In 1889 a new wing was built to accommodate around 70 students, and in 1915 what is now Franchise House with adjoining land on Surrey Street, was purchased. On this land the present main building was erected and opened in 1926 when there were 238 female students. A year later, the school became recognised by the Ministry of Education. In 1939 additional buildings became available for the dining hall and domestic science and in 1973 the Lady Julian Building, which had formerly housed the Notre Dame Preparatory School, became part of Notre Dame High School.
A major development in the school took place on September 1, 1979 when ownership of the school was transferred from the Sisters of Notre Dame to the Diocese of East Anglia, and the school's status changed from girls' direct grant grammar school to a voluntary aided mixed comprehensive school.
Since 1980, the St Peter's Building (Science & Technology completed in 1994), the St Paul's Building (Sports Hall, 1985), the St Julie's Building (Reception and Administration, 1996) and St Catherine's Building (Modern Languages, 1996) have been acquired and modernised. In 1995 the Lady Julian Building (Library, Careers, History and Sixth Form Centre) was refurbished. In 2006, the St Paul's building was extensively refurbished, providing a Drama Studio and four new classrooms for Religious Education. This allowed the old Chapel, up until then used as a Drama studio, to be refurbished and turned back into a Chapel. A new building is currently being built; it is expected to be completed by the end of October 2006, and will house a Sixth Form centre, a cafeteria, a library and extensive language classrooms. The St Catherine's building will then be used for staff training. The St Mary's building, currently the cafeteria, will be demolished. The school has purchased a plot of land, once belonging to Norwich Union, for use as a playground for students once the new building is completed.
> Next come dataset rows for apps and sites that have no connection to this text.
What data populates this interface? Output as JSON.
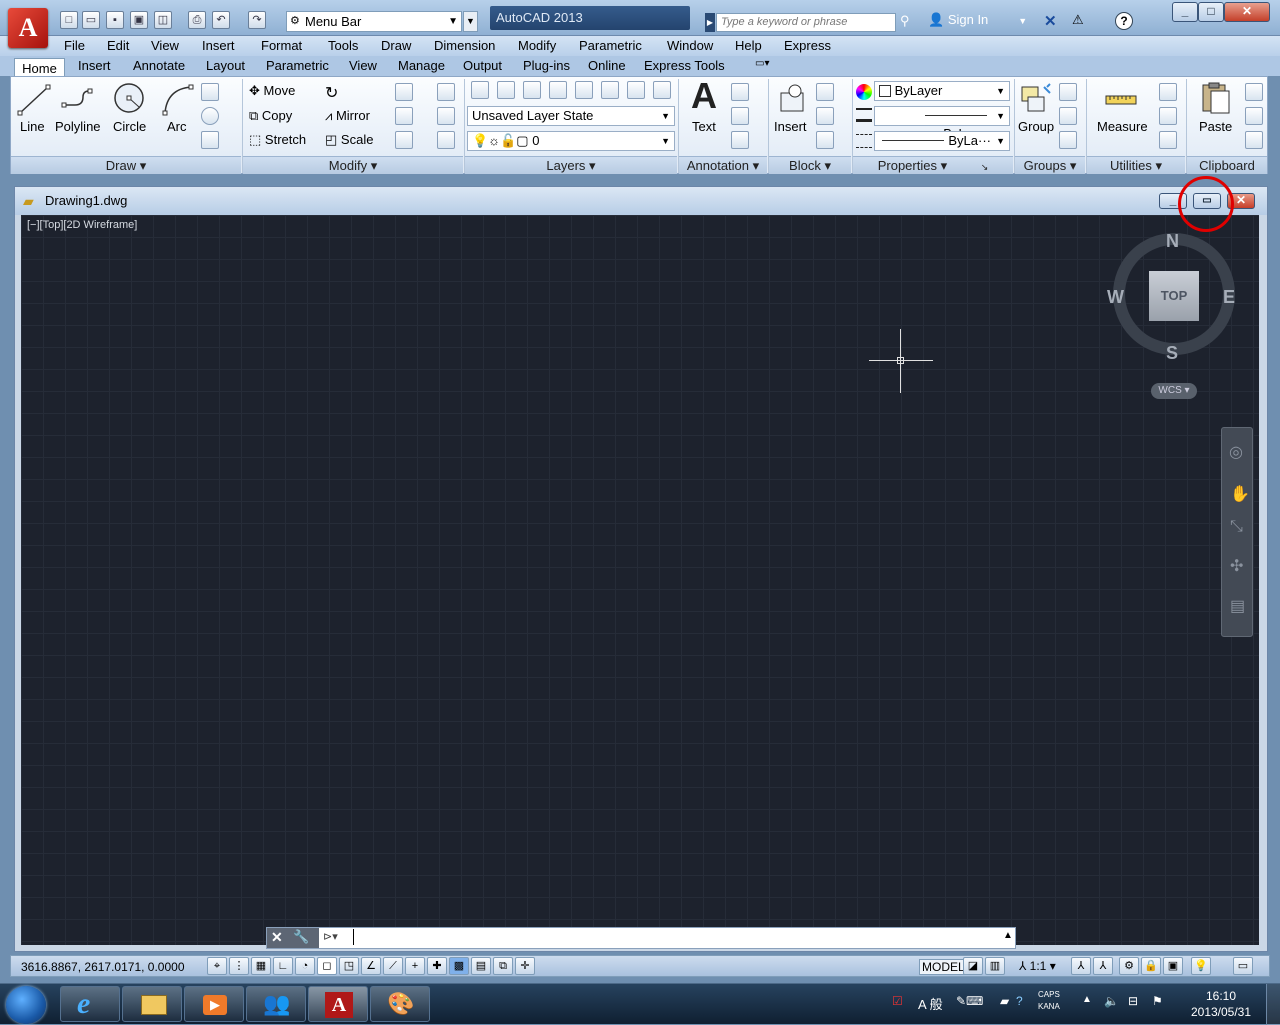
{
  "app": {
    "name": "AutoCAD 2013",
    "document": "Drawing1.dwg",
    "logo": "A"
  },
  "quick_access": {
    "workspace": "Menu Bar"
  },
  "search": {
    "placeholder": "Type a keyword or phrase"
  },
  "account": {
    "signin": "Sign In"
  },
  "menu": [
    "File",
    "Edit",
    "View",
    "Insert",
    "Format",
    "Tools",
    "Draw",
    "Dimension",
    "Modify",
    "Parametric",
    "Window",
    "Help",
    "Express"
  ],
  "tabs": [
    "Home",
    "Insert",
    "Annotate",
    "Layout",
    "Parametric",
    "View",
    "Manage",
    "Output",
    "Plug-ins",
    "Online",
    "Express Tools"
  ],
  "ribbon": {
    "draw": {
      "line": "Line",
      "polyline": "Polyline",
      "circle": "Circle",
      "arc": "Arc",
      "panel": "Draw"
    },
    "modify": {
      "move": "Move",
      "copy": "Copy",
      "stretch": "Stretch",
      "mirror": "Mirror",
      "scale": "Scale",
      "panel": "Modify"
    },
    "layers": {
      "state": "Unsaved Layer State",
      "current": "0",
      "panel": "Layers"
    },
    "annotation": {
      "text": "Text",
      "panel": "Annotation"
    },
    "block": {
      "insert": "Insert",
      "panel": "Block"
    },
    "properties": {
      "color": "ByLayer",
      "lineweight": "ByLayer",
      "linetype": "ByLa···",
      "panel": "Properties"
    },
    "groups": {
      "group": "Group",
      "panel": "Groups"
    },
    "utilities": {
      "measure": "Measure",
      "panel": "Utilities"
    },
    "clipboard": {
      "paste": "Paste",
      "panel": "Clipboard"
    }
  },
  "viewport": {
    "label": "[−][Top][2D Wireframe]",
    "cube": "TOP",
    "north": "N",
    "south": "S",
    "east": "E",
    "west": "W",
    "ucs": "WCS"
  },
  "status": {
    "coords": "3616.8867, 2617.0171, 0.0000",
    "model": "MODEL",
    "scale": "1:1"
  },
  "taskbar": {
    "time": "16:10",
    "date": "2013/05/31",
    "caps": "CAPS",
    "kana": "KANA",
    "ime_mode": "A 般"
  },
  "colors": {
    "canvas": "#1d222d",
    "highlight_circle": "#e00000"
  }
}
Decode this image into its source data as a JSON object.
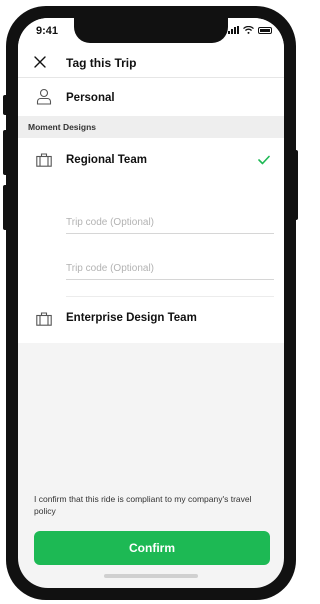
{
  "status_bar": {
    "time": "9:41"
  },
  "header": {
    "title": "Tag this Trip",
    "close_icon": "close-icon"
  },
  "personal": {
    "label": "Personal",
    "icon": "person-icon"
  },
  "section": {
    "label": "Moment Designs"
  },
  "organizations": [
    {
      "name": "Regional Team",
      "icon": "briefcase-icon",
      "selected": true,
      "trip_fields": [
        {
          "placeholder": "Trip code (Optional)",
          "value": ""
        },
        {
          "placeholder": "Trip code (Optional)",
          "value": ""
        }
      ]
    },
    {
      "name": "Enterprise Design Team",
      "icon": "briefcase-icon",
      "selected": false
    }
  ],
  "compliance_text": "I confirm that this ride is compliant to my company's travel policy",
  "confirm_button": {
    "label": "Confirm"
  },
  "colors": {
    "accent": "#1db954",
    "section_bg": "#eeeeee",
    "screen_bg": "#f4f4f4"
  }
}
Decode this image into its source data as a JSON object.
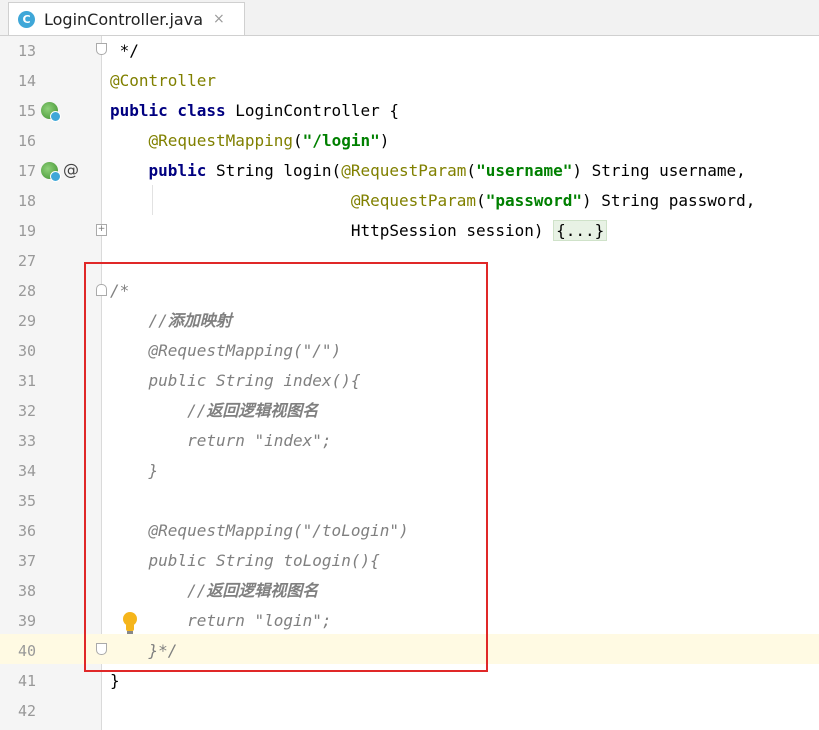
{
  "tab": {
    "icon_letter": "C",
    "file_name": "LoginController.java",
    "close_glyph": "×"
  },
  "colors": {
    "keyword": "#000080",
    "annotation": "#808000",
    "string": "#008000",
    "comment": "#808080",
    "highlight_box": "#e02828",
    "current_line": "#fffae3"
  },
  "gutter_icons": {
    "line15": "spring-bean-icon",
    "line17_a": "spring-request-mapping-icon",
    "line17_b": "@",
    "line39": "lightbulb-icon"
  },
  "lines": [
    {
      "num": "13",
      "tokens": [
        {
          "t": " */",
          "c": "cm-plain"
        }
      ]
    },
    {
      "num": "14",
      "tokens": [
        {
          "t": "@Controller",
          "c": "ann"
        }
      ]
    },
    {
      "num": "15",
      "tokens": [
        {
          "t": "public class",
          "c": "kw"
        },
        {
          "t": " LoginController {",
          "c": ""
        }
      ]
    },
    {
      "num": "16",
      "tokens": [
        {
          "t": "    ",
          "c": ""
        },
        {
          "t": "@RequestMapping",
          "c": "ann"
        },
        {
          "t": "(",
          "c": ""
        },
        {
          "t": "\"/login\"",
          "c": "str"
        },
        {
          "t": ")",
          "c": ""
        }
      ]
    },
    {
      "num": "17",
      "tokens": [
        {
          "t": "    ",
          "c": ""
        },
        {
          "t": "public",
          "c": "kw"
        },
        {
          "t": " String login(",
          "c": ""
        },
        {
          "t": "@RequestParam",
          "c": "ann"
        },
        {
          "t": "(",
          "c": ""
        },
        {
          "t": "\"username\"",
          "c": "str"
        },
        {
          "t": ") String username,",
          "c": ""
        }
      ]
    },
    {
      "num": "18",
      "tokens": [
        {
          "t": "                         ",
          "c": ""
        },
        {
          "t": "@RequestParam",
          "c": "ann"
        },
        {
          "t": "(",
          "c": ""
        },
        {
          "t": "\"password\"",
          "c": "str"
        },
        {
          "t": ") String password,",
          "c": ""
        }
      ]
    },
    {
      "num": "19",
      "tokens": [
        {
          "t": "                         HttpSession session) ",
          "c": ""
        },
        {
          "t": "{...}",
          "c": "fold-ph"
        }
      ]
    },
    {
      "num": "27",
      "tokens": []
    },
    {
      "num": "28",
      "tokens": [
        {
          "t": "/*",
          "c": "cm"
        }
      ]
    },
    {
      "num": "29",
      "tokens": [
        {
          "t": "    //",
          "c": "cm"
        },
        {
          "t": "添加映射",
          "c": "cm-cn"
        }
      ]
    },
    {
      "num": "30",
      "tokens": [
        {
          "t": "    @RequestMapping(\"/\")",
          "c": "cm"
        }
      ]
    },
    {
      "num": "31",
      "tokens": [
        {
          "t": "    public String index(){",
          "c": "cm"
        }
      ]
    },
    {
      "num": "32",
      "tokens": [
        {
          "t": "        //",
          "c": "cm"
        },
        {
          "t": "返回逻辑视图名",
          "c": "cm-cn"
        }
      ]
    },
    {
      "num": "33",
      "tokens": [
        {
          "t": "        return \"index\";",
          "c": "cm"
        }
      ]
    },
    {
      "num": "34",
      "tokens": [
        {
          "t": "    }",
          "c": "cm"
        }
      ]
    },
    {
      "num": "35",
      "tokens": []
    },
    {
      "num": "36",
      "tokens": [
        {
          "t": "    @RequestMapping(\"/toLogin\")",
          "c": "cm"
        }
      ]
    },
    {
      "num": "37",
      "tokens": [
        {
          "t": "    public String toLogin(){",
          "c": "cm"
        }
      ]
    },
    {
      "num": "38",
      "tokens": [
        {
          "t": "        //",
          "c": "cm"
        },
        {
          "t": "返回逻辑视图名",
          "c": "cm-cn"
        }
      ]
    },
    {
      "num": "39",
      "tokens": [
        {
          "t": "        return \"login\";",
          "c": "cm"
        }
      ]
    },
    {
      "num": "40",
      "tokens": [
        {
          "t": "    }*/",
          "c": "cm"
        }
      ]
    },
    {
      "num": "41",
      "tokens": [
        {
          "t": "}",
          "c": ""
        }
      ]
    },
    {
      "num": "42",
      "tokens": []
    }
  ]
}
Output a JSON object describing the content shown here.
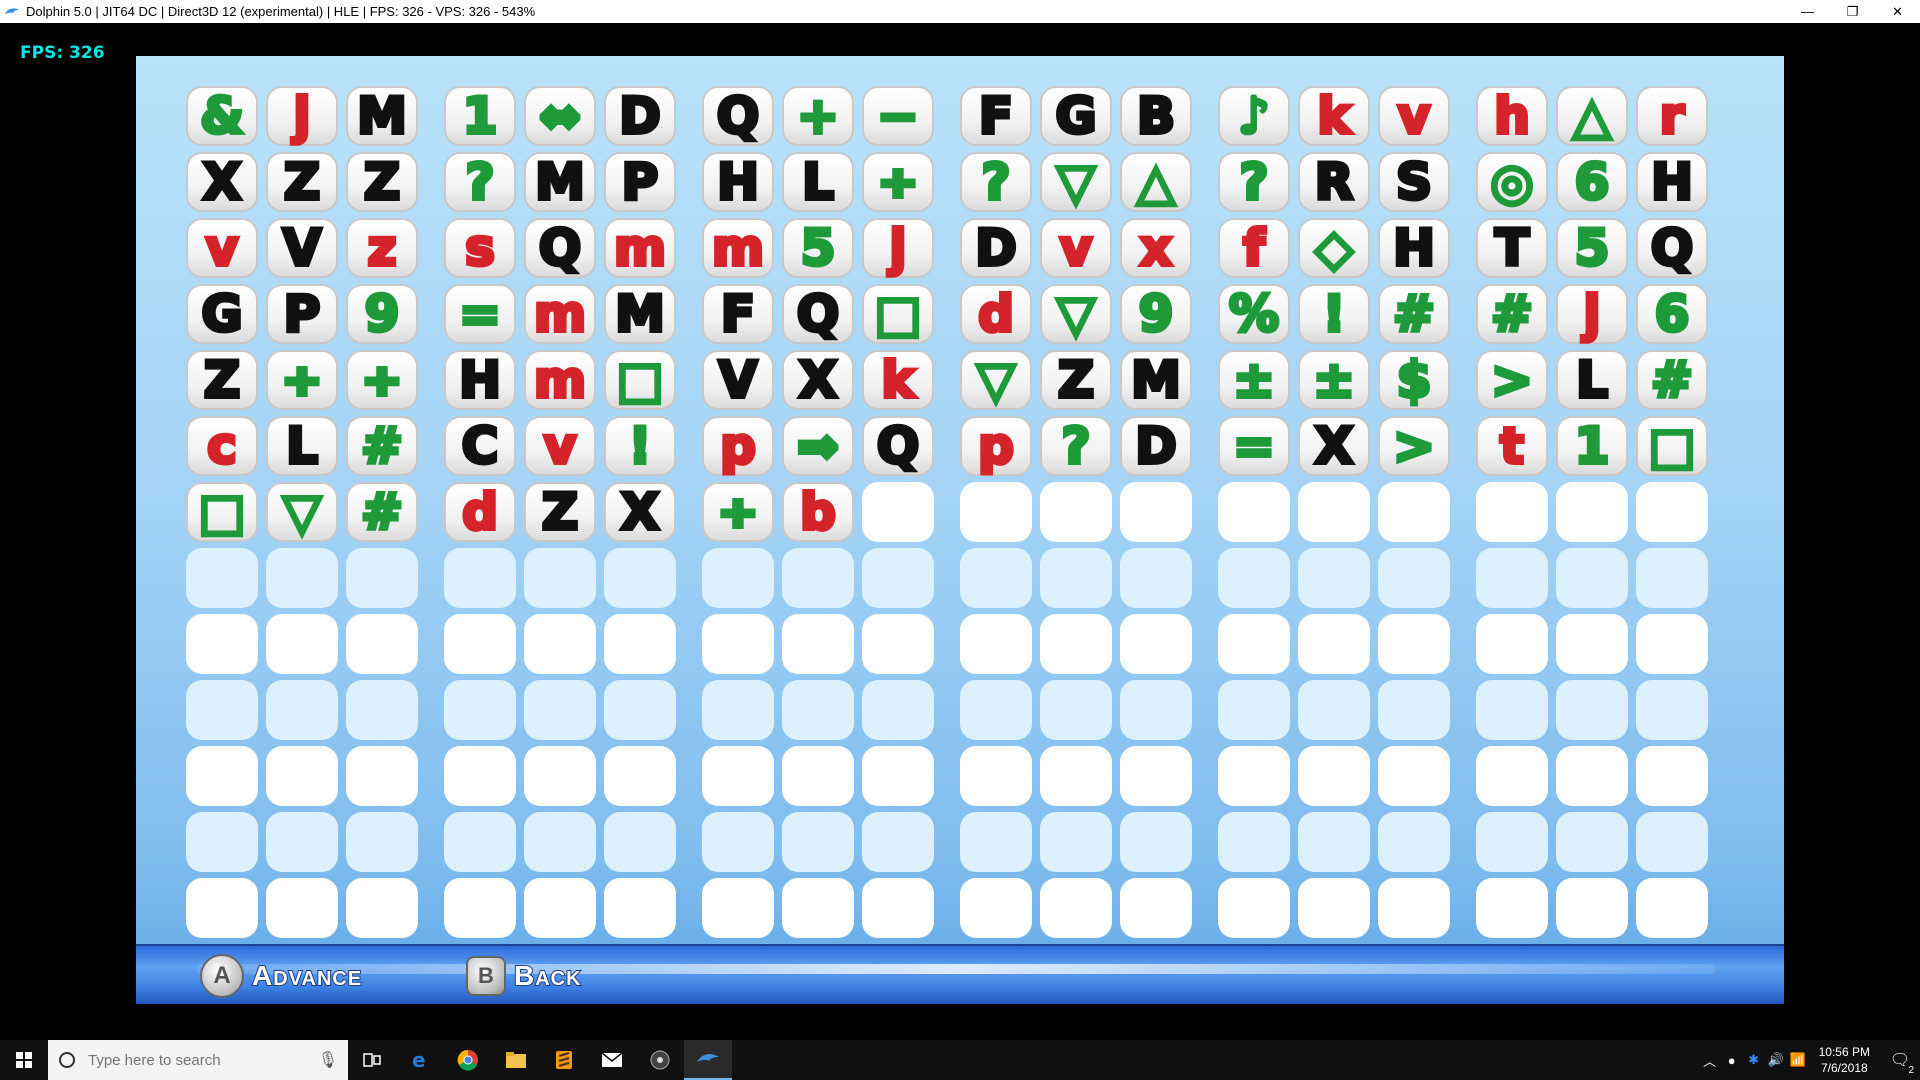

Mr John Pinnington became the first lay headteacher of the school in January 1997, as successor of Sister Mary Cluderay. The school was awarded specialist school status for Languages in September 2000. Since then the school has become very much involved in charity work, including a student visit to Phuket, Thailand by two students in October 2005. As well as this the school also works closely with the charity HCPT, which raises money for sick children, to take part in an annual pilgrimage to Lourdes in southwestern France.
The school has also recently been awarded the specialist science college as well. The school also has a new teacher training building. Mr. Ed Balls, the former education secretary, visited the school on December 19, 2008. Following a long internal and public consultation, it was decided that the school would acquire Academy status on March 1st 2012. This move will give Notre Dame more power over finances and curriculum, as power is moved away from Norfolk County Council.
The new building is now ready and available. It has been named St. Mary's. The new playground, created as a result of this recent building work, is now open. St. Mary's is a language block, and it also consists of a LRC, a languages computer room, Modern Foreign Languages (MFL) department and refectory. This was opened by bishop Michael Evans and was recently visited by Tessa Jowell, the sports minister.
An astroturf multi-use games area was added during the summer of 2008.